As for the third line, well, it’s weird. It’s like that footage of Shia Labeouf watching all his own movies. It exists, and I have to think there was some serious thought put into it, but I don’t really understand it.

That’s largely because the third line changes all the freaking time. Right now Markus Granlund is centring Loui Eriksson and Jayson Megna.

Yes, you read that correctly. $6M free agent treasure Eriksson is playing third-line minutes next to a Finn who may be expansion draft bait, and a recent callup who was clearly named by Pokémon fans.

There have been some injuries and the lines must be juggled, I understand that. But that doesn’t explain this nonsense. Pardon my fine French when I ask, “Le what the heck?”

Willie doesn’t do checking lines

Head coach Willie Desjardins doesn’t seem to give much credence to having a traditional checking trio. He’s a line-roller.

He’s not the only coach to ascribe to this. Still, rolling four lines usually assumes that all four will have some offensive prowess. That’s a stretch on most NHL lineups, but it’s a full Reed Richards for the Canucks. Scoring depth is not exactly a strength here.

It also places a lesser importance on matching lines, and resists deploying particular players in purely defensive situations.

And yet the Canucks have already lost line-matching battles this season, sometimes painfully. It was no better on display than against Randy Carlyle and the Anaheim Ducks, where Daniel and Henrik just couldn’t seem to get away from Ryan Kesler, Andrew Cogliano and Jakob Silfverberg.

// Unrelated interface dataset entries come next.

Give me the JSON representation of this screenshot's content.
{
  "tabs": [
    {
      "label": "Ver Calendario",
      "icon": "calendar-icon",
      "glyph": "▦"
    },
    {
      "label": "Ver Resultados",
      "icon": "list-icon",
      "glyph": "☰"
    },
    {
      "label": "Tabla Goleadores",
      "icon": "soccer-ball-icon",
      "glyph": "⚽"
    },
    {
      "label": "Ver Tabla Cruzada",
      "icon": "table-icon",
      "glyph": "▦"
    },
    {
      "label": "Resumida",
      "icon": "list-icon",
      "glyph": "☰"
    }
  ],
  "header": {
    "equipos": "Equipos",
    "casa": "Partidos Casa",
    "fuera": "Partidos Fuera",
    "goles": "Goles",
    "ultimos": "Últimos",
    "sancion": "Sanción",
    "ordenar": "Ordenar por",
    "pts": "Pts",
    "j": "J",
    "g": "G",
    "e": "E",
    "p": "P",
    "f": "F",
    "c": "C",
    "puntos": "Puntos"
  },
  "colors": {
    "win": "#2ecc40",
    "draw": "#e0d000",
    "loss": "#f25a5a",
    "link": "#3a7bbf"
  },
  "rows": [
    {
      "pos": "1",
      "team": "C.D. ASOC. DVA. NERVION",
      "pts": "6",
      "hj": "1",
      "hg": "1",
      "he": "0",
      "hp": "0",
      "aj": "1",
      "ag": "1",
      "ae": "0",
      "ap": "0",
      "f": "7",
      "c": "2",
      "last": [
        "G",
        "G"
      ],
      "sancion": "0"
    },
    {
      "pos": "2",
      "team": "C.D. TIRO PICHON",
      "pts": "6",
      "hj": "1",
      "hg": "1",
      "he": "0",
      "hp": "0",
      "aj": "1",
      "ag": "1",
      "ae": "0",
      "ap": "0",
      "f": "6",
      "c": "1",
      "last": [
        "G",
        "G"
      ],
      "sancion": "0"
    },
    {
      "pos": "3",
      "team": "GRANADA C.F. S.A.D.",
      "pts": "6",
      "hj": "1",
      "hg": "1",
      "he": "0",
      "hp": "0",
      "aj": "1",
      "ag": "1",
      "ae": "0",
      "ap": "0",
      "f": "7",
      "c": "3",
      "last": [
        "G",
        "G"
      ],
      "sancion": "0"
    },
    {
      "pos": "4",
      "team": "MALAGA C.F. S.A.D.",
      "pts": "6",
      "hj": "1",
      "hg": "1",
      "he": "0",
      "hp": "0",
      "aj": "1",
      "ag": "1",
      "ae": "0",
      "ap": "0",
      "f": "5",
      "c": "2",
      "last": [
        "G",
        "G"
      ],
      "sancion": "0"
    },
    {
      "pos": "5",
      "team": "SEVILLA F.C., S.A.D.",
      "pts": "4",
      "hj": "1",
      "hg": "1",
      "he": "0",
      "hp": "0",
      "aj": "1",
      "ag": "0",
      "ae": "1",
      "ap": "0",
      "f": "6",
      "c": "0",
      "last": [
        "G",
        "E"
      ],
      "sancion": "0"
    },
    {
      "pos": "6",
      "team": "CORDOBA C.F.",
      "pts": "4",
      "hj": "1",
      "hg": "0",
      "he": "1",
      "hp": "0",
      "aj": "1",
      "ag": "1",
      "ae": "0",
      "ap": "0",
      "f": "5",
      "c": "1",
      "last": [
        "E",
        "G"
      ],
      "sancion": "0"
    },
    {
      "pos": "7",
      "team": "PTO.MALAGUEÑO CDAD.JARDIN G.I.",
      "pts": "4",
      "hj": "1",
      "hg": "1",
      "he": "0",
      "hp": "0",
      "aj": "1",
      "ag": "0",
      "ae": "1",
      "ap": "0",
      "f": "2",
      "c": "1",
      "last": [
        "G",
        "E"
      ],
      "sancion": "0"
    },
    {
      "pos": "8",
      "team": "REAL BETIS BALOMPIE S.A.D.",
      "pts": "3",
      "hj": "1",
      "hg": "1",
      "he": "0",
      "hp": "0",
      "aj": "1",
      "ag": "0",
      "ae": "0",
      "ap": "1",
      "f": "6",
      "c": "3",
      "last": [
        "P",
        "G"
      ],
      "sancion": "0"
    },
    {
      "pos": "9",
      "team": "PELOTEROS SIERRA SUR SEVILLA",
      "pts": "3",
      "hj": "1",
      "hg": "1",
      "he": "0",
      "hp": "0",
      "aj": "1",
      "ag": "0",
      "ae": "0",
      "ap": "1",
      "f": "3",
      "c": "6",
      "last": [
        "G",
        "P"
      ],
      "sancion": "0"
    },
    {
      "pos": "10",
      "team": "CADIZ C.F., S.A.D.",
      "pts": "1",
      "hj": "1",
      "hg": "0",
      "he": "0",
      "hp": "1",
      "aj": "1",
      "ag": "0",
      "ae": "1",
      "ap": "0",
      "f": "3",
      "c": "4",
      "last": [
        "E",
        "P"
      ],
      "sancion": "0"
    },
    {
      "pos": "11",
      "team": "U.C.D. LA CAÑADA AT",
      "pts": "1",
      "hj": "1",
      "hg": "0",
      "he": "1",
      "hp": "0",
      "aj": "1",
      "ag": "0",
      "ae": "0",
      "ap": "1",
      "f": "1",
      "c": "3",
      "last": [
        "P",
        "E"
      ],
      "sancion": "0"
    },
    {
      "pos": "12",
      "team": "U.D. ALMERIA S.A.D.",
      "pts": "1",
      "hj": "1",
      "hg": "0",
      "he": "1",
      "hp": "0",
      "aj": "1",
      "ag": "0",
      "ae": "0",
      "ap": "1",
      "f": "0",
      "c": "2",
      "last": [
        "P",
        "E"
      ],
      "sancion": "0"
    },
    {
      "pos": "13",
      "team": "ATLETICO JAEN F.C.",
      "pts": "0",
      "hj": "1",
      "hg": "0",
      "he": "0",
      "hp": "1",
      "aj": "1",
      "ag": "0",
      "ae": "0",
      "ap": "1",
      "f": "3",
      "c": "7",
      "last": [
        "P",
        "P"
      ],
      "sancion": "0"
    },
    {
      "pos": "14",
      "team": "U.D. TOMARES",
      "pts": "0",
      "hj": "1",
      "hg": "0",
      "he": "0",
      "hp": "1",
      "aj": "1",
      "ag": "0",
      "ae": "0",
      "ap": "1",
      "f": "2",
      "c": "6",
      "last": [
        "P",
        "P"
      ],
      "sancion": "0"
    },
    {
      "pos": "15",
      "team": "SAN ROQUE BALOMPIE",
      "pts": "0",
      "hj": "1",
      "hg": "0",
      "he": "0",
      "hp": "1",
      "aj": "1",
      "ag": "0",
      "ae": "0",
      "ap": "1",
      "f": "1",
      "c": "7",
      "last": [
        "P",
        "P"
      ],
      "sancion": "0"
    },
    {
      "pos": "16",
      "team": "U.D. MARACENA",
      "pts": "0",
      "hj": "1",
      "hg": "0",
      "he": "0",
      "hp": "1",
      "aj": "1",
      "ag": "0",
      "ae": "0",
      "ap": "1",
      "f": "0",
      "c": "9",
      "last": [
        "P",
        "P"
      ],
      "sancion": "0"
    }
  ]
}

Hey, remember how good a checker Kesler is? Yeah.

Despite the fact that the Canucks have (nearly) two fully functioning scoring lines, they haven’t tried to cobble together a shutdown trio. I find that odd.

Do they have the parts?

I believe Vancouver possesses the components to construct a passable checking line. Above average, even.

First, you yank Brandon Sutter off that top line. Like yesterday. Sutter is a good role player and he’ll thrive in the right setting. Heck, we saw it happen earlier this season. (Remember when GranBranSen (Granlund, Sutter and Jannik Hansen) was often Vancouver’s best unit?)

Now, he’s playing “Marco!” to the Sedin’s “Why the heck is Sutter in the pool?” These guys just don’t click. Or rather cycle. The slow, puck possession game that the twins rely upon is actually hindered by Sutter. I could get into the precise hows and whys, but Jackson McDonald did a great job of that already. So, what he said.

My alternative proposal is a bit crazy and unexpected, but set aside your skeptic hat for a second. Suppose Desjardins put the $6 million dollar man with the Sedins. Crazy? Or crazy completely obvious?

Sutter is no Malhotra, but there are similarities. He’s big, fast, scores goals, and is above average in the faceoff circle. Not to mention, he plays best at centre. And with Malhotra hired on as an assistant coach, I believe Sutter can get better at that shutdown role.

As for Granlund, well he’s looked so much more dangerous playing on the wing this season.

There’s most of your third line. You’re welcome.

The only tricky part occurs when Jannik Hansen returns. And that’s really only “tricky” in the same way that struggling to carry home an unexpectedly large box of free donuts is tricky. Hansen could recombine with Granlund and Sutter to form a highly effective checking line, or slot back into riding shotgun with the Sedins.

It has been argued that Vancouver simply doesn’t possess enough sandpaper, and grit is an essential part of a checking line. Fair. There’s no Torres equivalent the team at the moment. But they aren’t empty-handed. Even with all the injuries they face, the Canucks have the ability to cycle two effective scoring lines and hand tough assignments to a decent shutdown group.

And I have no idea why they aren’t doing that.